■ REQUIREMENT: Filter these records by the string "title", copying each line that holds it.

Website and app data records:
◇ ◇ ◇ ◇ ◇

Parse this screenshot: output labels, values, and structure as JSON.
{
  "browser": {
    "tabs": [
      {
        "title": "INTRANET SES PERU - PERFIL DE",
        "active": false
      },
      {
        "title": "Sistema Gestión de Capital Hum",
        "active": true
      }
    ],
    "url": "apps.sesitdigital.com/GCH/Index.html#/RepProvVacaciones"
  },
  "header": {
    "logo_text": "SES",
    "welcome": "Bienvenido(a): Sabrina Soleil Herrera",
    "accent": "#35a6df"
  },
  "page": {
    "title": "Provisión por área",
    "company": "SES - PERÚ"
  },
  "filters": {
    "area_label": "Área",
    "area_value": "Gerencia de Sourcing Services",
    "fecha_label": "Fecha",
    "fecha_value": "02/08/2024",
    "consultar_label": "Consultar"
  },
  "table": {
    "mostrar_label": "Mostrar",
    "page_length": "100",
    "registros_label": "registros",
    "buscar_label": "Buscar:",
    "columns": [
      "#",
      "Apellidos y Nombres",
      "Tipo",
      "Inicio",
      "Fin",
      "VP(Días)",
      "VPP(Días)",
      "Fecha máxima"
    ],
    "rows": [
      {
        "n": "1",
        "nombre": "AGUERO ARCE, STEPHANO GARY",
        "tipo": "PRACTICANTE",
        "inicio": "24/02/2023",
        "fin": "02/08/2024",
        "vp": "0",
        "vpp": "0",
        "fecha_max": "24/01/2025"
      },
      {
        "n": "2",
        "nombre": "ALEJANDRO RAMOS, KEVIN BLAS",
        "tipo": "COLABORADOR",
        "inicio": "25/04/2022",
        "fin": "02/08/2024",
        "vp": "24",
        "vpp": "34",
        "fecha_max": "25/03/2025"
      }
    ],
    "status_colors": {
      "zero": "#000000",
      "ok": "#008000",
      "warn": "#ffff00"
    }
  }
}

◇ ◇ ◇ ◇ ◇

■ RESULT OF THE TASK:
        "title": "INTRANET SES PERU - PERFIL DE",
        "title": "Sistema Gestión de Capital Hum",
    "title": "Provisión por área",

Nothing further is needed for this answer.